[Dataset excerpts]
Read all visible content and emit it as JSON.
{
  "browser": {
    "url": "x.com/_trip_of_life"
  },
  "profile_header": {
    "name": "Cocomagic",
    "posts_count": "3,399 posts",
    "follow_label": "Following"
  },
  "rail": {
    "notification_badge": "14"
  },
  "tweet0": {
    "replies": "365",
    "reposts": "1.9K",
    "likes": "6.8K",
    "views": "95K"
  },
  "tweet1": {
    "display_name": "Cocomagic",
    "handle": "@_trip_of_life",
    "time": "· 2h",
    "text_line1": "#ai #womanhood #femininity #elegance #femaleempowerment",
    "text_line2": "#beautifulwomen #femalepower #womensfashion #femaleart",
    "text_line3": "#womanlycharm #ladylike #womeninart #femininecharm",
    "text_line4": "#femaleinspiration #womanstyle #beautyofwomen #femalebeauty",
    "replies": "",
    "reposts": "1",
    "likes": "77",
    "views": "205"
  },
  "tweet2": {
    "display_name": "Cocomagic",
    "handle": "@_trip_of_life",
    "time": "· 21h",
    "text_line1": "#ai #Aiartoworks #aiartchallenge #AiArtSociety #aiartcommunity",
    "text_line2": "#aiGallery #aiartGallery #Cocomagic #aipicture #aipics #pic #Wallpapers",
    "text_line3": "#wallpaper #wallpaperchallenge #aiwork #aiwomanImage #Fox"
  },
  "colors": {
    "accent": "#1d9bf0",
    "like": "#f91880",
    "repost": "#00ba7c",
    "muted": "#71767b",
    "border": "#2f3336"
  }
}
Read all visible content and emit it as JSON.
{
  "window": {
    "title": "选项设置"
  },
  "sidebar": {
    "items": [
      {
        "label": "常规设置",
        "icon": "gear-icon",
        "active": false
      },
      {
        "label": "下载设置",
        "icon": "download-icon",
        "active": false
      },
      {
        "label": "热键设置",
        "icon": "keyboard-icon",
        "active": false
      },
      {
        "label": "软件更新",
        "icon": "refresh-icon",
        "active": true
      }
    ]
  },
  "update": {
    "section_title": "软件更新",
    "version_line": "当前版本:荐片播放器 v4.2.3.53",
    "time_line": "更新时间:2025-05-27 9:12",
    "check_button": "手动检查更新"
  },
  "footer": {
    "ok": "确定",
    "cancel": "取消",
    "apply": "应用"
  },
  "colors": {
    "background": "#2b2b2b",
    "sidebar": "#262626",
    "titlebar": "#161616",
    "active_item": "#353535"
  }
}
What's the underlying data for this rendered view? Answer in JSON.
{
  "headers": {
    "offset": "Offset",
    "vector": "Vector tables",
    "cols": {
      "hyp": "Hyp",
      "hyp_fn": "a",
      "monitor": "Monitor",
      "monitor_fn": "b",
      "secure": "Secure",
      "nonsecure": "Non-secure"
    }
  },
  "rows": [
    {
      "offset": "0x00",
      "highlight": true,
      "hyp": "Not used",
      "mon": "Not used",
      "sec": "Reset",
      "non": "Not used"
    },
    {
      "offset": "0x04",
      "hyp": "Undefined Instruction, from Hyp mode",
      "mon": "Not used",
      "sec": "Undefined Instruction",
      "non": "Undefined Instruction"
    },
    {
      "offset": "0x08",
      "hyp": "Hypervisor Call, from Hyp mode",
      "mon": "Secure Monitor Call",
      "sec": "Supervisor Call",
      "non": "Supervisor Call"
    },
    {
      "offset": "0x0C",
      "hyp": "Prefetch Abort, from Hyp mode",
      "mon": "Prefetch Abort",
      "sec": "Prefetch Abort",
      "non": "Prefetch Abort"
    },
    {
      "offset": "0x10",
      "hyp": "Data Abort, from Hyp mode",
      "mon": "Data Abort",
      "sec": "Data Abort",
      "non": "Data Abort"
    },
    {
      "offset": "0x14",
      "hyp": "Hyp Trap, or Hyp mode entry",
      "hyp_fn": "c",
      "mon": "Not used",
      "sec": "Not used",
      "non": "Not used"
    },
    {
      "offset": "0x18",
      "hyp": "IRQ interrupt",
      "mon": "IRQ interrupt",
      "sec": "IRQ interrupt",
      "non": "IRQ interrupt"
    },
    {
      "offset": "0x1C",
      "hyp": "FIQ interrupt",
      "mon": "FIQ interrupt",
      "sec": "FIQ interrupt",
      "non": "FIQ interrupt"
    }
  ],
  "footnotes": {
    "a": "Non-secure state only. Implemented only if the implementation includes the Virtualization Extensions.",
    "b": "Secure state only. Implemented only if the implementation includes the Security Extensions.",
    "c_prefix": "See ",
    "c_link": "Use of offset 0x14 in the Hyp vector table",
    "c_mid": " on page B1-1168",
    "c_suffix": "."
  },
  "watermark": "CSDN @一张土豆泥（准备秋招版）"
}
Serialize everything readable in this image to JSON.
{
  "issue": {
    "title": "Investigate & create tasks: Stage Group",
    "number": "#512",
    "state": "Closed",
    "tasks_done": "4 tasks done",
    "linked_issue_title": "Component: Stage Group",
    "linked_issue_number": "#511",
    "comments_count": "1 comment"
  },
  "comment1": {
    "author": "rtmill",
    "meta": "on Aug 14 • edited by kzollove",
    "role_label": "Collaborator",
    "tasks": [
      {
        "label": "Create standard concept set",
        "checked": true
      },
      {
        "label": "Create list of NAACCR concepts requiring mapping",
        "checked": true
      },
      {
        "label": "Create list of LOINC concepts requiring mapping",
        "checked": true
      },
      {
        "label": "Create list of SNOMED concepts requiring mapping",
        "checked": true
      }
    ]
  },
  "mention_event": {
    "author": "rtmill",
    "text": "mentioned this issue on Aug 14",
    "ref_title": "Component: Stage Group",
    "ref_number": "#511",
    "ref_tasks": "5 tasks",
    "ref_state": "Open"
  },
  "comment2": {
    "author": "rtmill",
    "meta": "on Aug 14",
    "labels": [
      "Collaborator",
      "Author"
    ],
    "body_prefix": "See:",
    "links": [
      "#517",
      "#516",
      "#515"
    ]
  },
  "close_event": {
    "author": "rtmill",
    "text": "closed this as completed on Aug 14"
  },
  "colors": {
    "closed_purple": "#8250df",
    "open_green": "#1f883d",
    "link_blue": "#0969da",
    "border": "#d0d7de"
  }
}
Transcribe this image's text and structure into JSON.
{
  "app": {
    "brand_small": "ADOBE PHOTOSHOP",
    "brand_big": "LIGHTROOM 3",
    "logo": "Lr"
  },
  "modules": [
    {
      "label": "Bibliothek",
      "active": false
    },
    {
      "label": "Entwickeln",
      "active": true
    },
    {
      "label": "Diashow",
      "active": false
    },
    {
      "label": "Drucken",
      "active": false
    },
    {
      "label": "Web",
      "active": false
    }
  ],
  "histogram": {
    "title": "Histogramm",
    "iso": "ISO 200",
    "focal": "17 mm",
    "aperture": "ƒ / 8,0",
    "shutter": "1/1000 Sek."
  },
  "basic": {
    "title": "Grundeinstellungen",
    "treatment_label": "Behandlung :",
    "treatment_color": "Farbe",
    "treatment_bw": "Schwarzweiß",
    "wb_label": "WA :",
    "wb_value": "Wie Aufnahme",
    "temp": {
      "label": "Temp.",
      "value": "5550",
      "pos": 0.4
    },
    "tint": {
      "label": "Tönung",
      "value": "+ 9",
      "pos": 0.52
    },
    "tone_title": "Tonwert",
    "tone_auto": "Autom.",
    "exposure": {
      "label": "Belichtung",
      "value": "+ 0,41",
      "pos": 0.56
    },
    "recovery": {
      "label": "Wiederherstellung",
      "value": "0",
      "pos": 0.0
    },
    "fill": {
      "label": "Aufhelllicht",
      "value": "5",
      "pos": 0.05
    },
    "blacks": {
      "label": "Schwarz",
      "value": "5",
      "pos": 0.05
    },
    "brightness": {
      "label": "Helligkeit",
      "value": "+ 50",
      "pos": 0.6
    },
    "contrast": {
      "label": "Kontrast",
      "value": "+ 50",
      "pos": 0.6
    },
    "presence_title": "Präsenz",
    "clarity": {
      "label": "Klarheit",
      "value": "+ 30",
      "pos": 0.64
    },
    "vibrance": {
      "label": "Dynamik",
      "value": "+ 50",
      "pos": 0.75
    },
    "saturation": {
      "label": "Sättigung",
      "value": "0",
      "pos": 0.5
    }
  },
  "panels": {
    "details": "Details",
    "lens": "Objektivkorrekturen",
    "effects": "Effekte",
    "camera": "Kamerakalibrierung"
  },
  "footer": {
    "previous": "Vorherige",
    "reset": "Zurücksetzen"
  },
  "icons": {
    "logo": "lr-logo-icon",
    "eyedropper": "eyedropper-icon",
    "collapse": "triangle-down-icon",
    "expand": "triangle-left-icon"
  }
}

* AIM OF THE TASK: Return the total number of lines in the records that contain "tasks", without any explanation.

* ANSWER TO THE PROBLEM: 4